[Component data from apps and pages]
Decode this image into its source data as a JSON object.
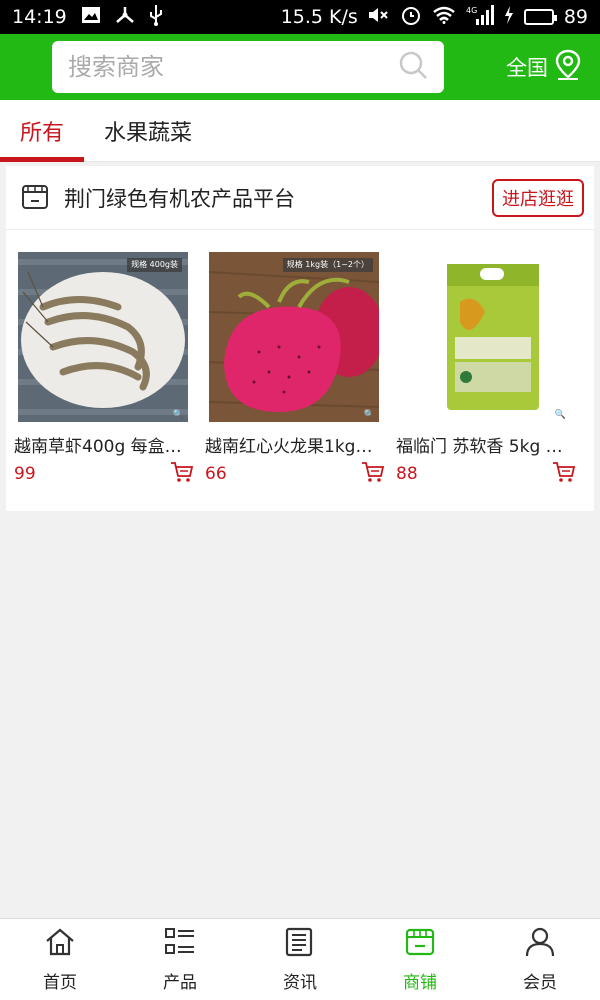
{
  "status_bar": {
    "time": "14:19",
    "speed": "15.5 K/s",
    "network": "4G",
    "battery": "89"
  },
  "header": {
    "search_placeholder": "搜索商家",
    "region_label": "全国",
    "accent_color": "#22b914"
  },
  "tabs": [
    {
      "label": "所有",
      "active": true
    },
    {
      "label": "水果蔬菜",
      "active": false
    }
  ],
  "shop": {
    "name": "荆门绿色有机农产品平台",
    "visit_label": "进店逛逛",
    "products": [
      {
        "title": "越南草虾400g 每盒…",
        "price": "99",
        "tag": "规格 400g装"
      },
      {
        "title": "越南红心火龙果1kg…",
        "price": "66",
        "tag": "规格 1kg装（1~2个）"
      },
      {
        "title": "福临门 苏软香 5kg …",
        "price": "88",
        "tag": ""
      }
    ]
  },
  "bottom_nav": [
    {
      "label": "首页",
      "icon": "home-icon",
      "active": false
    },
    {
      "label": "产品",
      "icon": "list-icon",
      "active": false
    },
    {
      "label": "资讯",
      "icon": "news-icon",
      "active": false
    },
    {
      "label": "商铺",
      "icon": "store-icon",
      "active": true
    },
    {
      "label": "会员",
      "icon": "user-icon",
      "active": false
    }
  ]
}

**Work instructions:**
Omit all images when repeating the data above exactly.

**Solution to this task:**
Decode this image into its source data as a JSON object.
{
  "status_bar": {
    "time": "14:19",
    "speed": "15.5 K/s",
    "network": "4G",
    "battery": "89"
  },
  "header": {
    "search_placeholder": "搜索商家",
    "region_label": "全国",
    "accent_color": "#22b914"
  },
  "tabs": [
    {
      "label": "所有",
      "active": true
    },
    {
      "label": "水果蔬菜",
      "active": false
    }
  ],
  "shop": {
    "name": "荆门绿色有机农产品平台",
    "visit_label": "进店逛逛",
    "products": [
      {
        "title": "越南草虾400g 每盒…",
        "price": "99",
        "tag": "规格 400g装"
      },
      {
        "title": "越南红心火龙果1kg…",
        "price": "66",
        "tag": "规格 1kg装（1~2个）"
      },
      {
        "title": "福临门 苏软香 5kg …",
        "price": "88",
        "tag": ""
      }
    ]
  },
  "bottom_nav": [
    {
      "label": "首页",
      "icon": "home-icon",
      "active": false
    },
    {
      "label": "产品",
      "icon": "list-icon",
      "active": false
    },
    {
      "label": "资讯",
      "icon": "news-icon",
      "active": false
    },
    {
      "label": "商铺",
      "icon": "store-icon",
      "active": true
    },
    {
      "label": "会员",
      "icon": "user-icon",
      "active": false
    }
  ]
}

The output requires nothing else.